However, Modi is interested in a 360-degree media strategy, which uses every available opportunity, including social media, to propagate his views, messages and vision. Hence, he was keen to target community radio (CR), which comprises localised radio stations, but whose limited reach goes to the people who are poor, marginalised and have little access to the media content from other sources. A few months ago, the 180 CR stations were “advised” by the MIB to create local content and programmes around Modi’s hyped schemes such as Swachh Bharat, Beti Bachao Beti Pradhao and Jan Dhan.
At the recent national CR Sammelan, held in New Delhi, the advisory was questioned by a few stations. The official reply was that CR should not view Modi as a representative of a certain party or a specific political regime.
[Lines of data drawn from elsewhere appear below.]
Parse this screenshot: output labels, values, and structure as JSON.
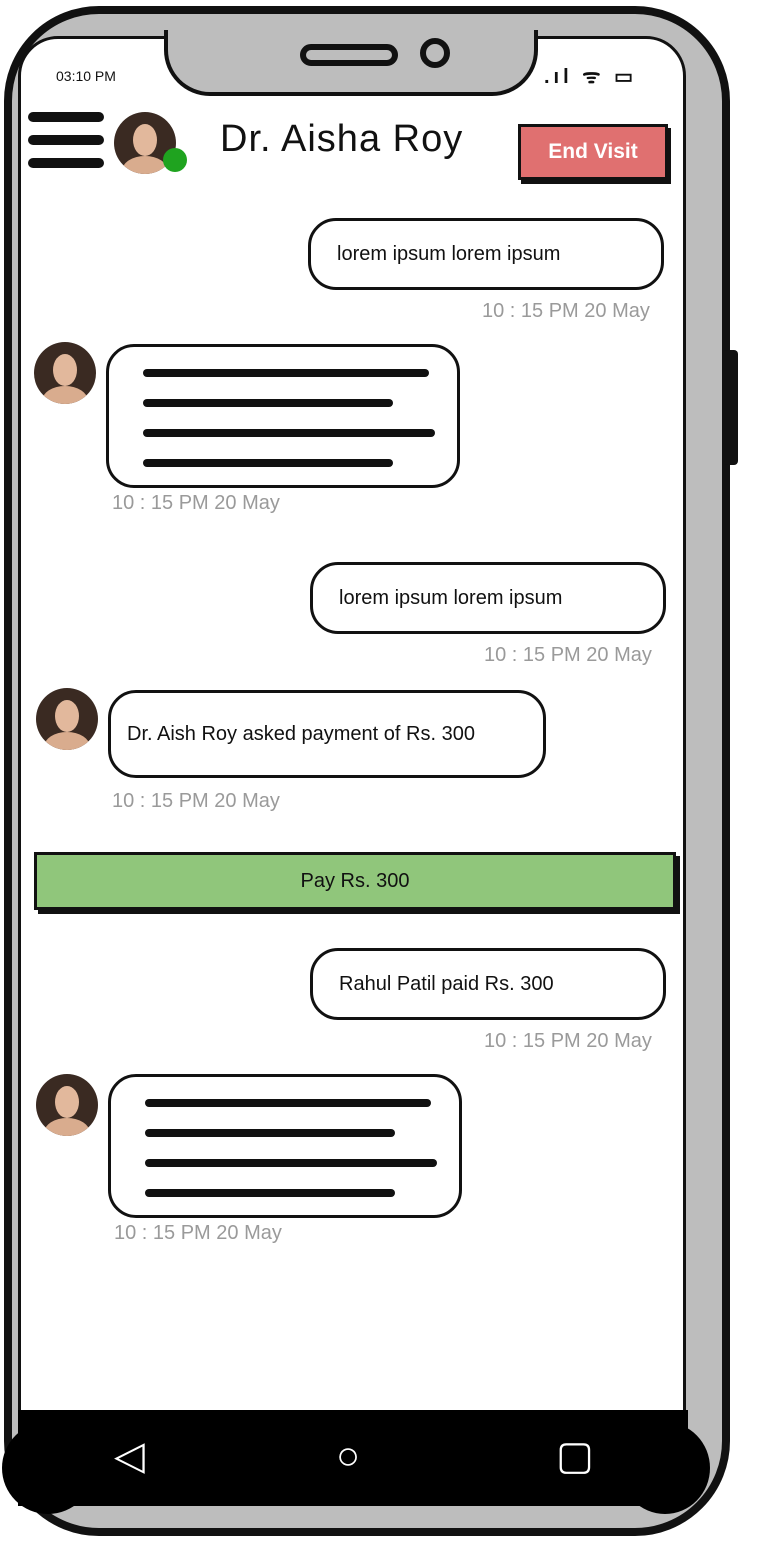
{
  "status_bar": {
    "time": "03:10 PM"
  },
  "header": {
    "title": "Dr. Aisha  Roy",
    "end_visit_label": "End Visit"
  },
  "messages": [
    {
      "text": "lorem ipsum lorem ipsum",
      "time": "10 : 15 PM 20 May"
    },
    {
      "text": "",
      "time": "10 : 15 PM 20 May"
    },
    {
      "text": "lorem ipsum lorem ipsum",
      "time": "10 : 15 PM 20 May"
    },
    {
      "text": "Dr. Aish Roy asked payment of Rs. 300",
      "time": "10 : 15 PM 20 May"
    },
    {
      "text": "Rahul Patil paid Rs. 300",
      "time": "10 : 15 PM 20 May"
    },
    {
      "text": "",
      "time": "10 : 15 PM 20 May"
    }
  ],
  "pay_button_label": "Pay Rs. 300",
  "icons": [
    "menu-icon",
    "signal-icon",
    "wifi-icon",
    "battery-icon",
    "back-icon",
    "home-icon",
    "recents-icon"
  ],
  "colors": {
    "end_visit": "#e07070",
    "pay_button": "#90c67b",
    "online": "#1fa31f"
  }
}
He was the Prime Minister, a national figure, and, therefore, his pet schemes needed to be talked about by media, including CR. When pushed into a corner, the officials gave a veiled threat — everyone knew the meaning of the word “advised” used in the memo sent to the CR stations. Just to rub in the point further, the Intelligence Bureau has begun to ring up the various CR stations to ask questions about their programming, their reach and catchment areas and the number of listeners that they have.
Insiders say that this exercise is being conducted for the first time. Another official directive asked the bigger stations to submit recordings of their programmes.
CR owners claim that both the moves are aimed to convert their stations into official propaganda tools. However, they have little room to manoeuvre. They are financially dependent on the government; they can allot five minutes per hour on advertising but the bulk of their revenue comes from davp advertisements, or those released by the various ministries. In addition, the government has Rs 100 crore corpus to fund CR but this may come with official or hidden riders.
Clearly, PB, DD and AIR may willingly or unwillingly turn into ‘his master’s voice’. Private media may become fence sitters, but are likely to favour Modi government or face its wrath. The CR may have no option and future licences may be doled to ‘friends of BJP’. In a nutshell, in a few years, Modi’s media machine may run like an efficient and well-oiled one.